A couple months ago, about 4 years after my initial episode described here, I again found myself in the throes of depression and extreme anxiety, this time unable to drive and touch anything - I was terrified about transmitting germs. As someone who works with the public, this was crippling. By this time, I was finally able to get in with the amazing general practitioner in my town who was attentive to mental health concerns. She prescribed a safer, effective medication, but I still needed to find a counselor (I was unhappy with the former counselor who prescribed medication) who worked with my insurance. After she calls saying, no we're not accepting new clients, I finally found someone - again, someone 20-30 minutes away - an almost crippling distance. But even with decent insurance, it became cost prohibitive. 

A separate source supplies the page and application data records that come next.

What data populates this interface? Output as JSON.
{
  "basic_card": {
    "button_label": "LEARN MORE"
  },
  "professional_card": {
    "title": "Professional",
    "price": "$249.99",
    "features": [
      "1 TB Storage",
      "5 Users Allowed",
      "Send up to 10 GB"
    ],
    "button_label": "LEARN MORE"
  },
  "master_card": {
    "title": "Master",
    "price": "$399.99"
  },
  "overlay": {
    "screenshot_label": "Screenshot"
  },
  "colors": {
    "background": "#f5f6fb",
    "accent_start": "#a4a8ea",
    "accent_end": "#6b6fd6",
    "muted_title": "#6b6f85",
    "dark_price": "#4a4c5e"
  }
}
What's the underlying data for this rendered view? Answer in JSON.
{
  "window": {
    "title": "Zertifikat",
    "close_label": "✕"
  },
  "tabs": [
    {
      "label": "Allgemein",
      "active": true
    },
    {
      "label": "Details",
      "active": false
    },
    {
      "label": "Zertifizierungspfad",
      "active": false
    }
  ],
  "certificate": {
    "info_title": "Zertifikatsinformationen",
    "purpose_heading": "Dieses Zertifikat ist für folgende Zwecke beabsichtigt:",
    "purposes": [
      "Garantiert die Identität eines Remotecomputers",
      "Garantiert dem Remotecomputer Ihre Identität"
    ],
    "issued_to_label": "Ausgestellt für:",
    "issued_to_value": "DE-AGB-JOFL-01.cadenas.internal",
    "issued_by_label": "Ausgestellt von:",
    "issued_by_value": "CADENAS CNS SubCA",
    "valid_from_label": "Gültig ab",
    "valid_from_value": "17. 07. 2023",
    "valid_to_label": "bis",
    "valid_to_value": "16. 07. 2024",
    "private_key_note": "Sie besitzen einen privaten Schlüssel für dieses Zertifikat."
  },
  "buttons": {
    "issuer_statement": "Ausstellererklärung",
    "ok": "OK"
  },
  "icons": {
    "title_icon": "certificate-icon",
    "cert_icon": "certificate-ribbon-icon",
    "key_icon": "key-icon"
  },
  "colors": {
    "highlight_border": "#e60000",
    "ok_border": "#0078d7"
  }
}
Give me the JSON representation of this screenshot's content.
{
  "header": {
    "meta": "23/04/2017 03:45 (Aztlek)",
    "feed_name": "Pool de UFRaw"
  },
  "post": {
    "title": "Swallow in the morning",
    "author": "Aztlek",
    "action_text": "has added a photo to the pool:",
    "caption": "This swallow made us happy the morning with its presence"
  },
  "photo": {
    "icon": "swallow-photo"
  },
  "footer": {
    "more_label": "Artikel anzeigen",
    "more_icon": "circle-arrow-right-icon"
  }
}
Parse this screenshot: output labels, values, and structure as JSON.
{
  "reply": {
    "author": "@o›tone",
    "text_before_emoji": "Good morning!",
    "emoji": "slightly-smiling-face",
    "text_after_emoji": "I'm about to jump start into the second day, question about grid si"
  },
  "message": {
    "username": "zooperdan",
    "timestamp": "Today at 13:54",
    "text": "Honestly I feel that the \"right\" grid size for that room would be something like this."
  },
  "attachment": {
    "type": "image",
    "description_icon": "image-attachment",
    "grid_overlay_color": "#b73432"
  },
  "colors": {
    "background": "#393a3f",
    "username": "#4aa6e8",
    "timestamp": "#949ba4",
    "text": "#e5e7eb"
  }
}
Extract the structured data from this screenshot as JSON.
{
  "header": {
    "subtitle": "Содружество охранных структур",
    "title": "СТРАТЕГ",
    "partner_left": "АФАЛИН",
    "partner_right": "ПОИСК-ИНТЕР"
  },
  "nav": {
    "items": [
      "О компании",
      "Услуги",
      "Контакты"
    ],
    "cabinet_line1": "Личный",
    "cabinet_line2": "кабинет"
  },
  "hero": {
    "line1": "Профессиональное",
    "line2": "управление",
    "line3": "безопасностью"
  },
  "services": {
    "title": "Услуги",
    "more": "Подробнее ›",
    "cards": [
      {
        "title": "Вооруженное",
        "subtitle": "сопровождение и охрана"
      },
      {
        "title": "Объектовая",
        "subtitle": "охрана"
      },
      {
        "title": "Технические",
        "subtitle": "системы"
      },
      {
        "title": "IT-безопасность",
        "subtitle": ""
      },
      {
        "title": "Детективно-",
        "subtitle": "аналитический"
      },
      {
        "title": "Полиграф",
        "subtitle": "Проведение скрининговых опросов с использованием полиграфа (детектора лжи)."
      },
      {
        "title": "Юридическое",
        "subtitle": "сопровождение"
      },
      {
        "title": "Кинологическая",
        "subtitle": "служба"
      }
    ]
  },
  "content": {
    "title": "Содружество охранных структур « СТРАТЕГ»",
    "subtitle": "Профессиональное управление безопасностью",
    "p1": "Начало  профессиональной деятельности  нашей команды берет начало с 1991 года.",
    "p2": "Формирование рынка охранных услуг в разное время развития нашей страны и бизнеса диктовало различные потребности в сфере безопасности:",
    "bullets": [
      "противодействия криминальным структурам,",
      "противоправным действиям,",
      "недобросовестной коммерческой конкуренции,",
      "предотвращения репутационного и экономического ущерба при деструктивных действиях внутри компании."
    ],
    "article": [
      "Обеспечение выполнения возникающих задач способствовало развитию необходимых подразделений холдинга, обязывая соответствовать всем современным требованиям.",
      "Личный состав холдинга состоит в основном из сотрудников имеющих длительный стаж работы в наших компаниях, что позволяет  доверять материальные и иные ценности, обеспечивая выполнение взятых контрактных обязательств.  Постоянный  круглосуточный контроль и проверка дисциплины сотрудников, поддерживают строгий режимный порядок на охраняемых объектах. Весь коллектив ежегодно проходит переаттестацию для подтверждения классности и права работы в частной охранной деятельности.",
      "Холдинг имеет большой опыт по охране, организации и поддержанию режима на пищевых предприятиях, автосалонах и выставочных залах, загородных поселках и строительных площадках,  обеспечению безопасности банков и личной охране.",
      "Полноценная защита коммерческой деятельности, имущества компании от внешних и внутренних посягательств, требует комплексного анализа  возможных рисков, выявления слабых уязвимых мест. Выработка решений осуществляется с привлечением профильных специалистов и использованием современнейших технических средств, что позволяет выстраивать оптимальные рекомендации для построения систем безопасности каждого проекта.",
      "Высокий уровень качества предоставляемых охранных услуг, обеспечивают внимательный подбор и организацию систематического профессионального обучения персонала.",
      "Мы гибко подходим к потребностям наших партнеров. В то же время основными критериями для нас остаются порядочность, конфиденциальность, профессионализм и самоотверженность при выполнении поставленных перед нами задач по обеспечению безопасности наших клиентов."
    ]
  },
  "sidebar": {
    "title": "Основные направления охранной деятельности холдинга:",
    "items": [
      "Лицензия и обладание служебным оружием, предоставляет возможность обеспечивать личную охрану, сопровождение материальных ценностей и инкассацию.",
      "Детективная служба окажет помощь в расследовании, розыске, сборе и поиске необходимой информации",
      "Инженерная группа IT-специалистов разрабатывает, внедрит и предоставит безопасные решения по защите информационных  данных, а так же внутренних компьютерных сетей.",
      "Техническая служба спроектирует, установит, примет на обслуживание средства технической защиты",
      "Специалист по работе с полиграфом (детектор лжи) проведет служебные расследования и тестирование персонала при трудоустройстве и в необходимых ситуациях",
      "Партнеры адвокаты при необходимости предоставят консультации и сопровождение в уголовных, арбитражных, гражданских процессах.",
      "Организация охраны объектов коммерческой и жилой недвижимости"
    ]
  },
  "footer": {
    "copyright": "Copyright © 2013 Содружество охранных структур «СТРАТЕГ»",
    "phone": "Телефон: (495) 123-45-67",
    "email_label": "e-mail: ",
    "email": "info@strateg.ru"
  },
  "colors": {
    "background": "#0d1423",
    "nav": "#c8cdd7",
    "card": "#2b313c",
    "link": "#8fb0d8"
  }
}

Not only is finding mental health services difficult with limited practices in the immediate area, but the cost for mental health services is nearly impossible to pay.  I have a great deal of student loan debt, but I have been blessed to have medical insurance coverage my whole life. Even with decent medical coverage, the first medication I took cost $100 a month, quarterly sessions with the psych nurse practitioner were $60 for less than 15 minutes of "How are you? Ok, good, here's your script," and almost weekly counseling sessions with someone who was amazing (but didn't take my insurance) were $50 per hour session.  As I struggled this time, I started taking a less expensive medication, less than $10 a month, but the trips to the doctor cost over $100 per visit, and a counselor who accepts my insurance costs $120 an hr who I have stopped seeing after realizing the insurance is not covering anything, plus $50 a session for the same local counselor who doesn't accept my insurance that I was seeing before. In the four years between my initial 'episode' and my most recent issues, due to a number of reasons, I have weathered some serious down periods without any medical intervention - some reasons including fear of cost and side effects of medication and just general ignorance about what to do to get the help I needed.  When I was struggling the first time, I was single and as someone with student debt and not the best paying job, I barely made ends meet while trying to manage my mental health.  

In an impoverished and rural area, mental health services are so limited and expensive. Not only is seeking treatment expensive, but there is a stigma attached to this type of illness which makes people (like me) less likely to discuss problems for fear of it affecting their job or the way others view them. An estimated 1 in 5 people will suffer from some form of mental illness this year, how many of those who suffer will go without treatment because of the cost or lack of resources?  I'd like to finish my testimony with a quote from one of my favorite books, "Furiously Happy" by Jenny Lawson and ask the commissioners to consider the interaction between poverty and mental health - “We listen to the small voice in the back of our head that says, “This medication is taking money away from your family. This medication messes with your sex drive or your weight. This medication is for people with real problems. Not just people who feel sad. No one ever died from being sad.” Except that they do.”

Further mental health information and reference for mental heath stat above,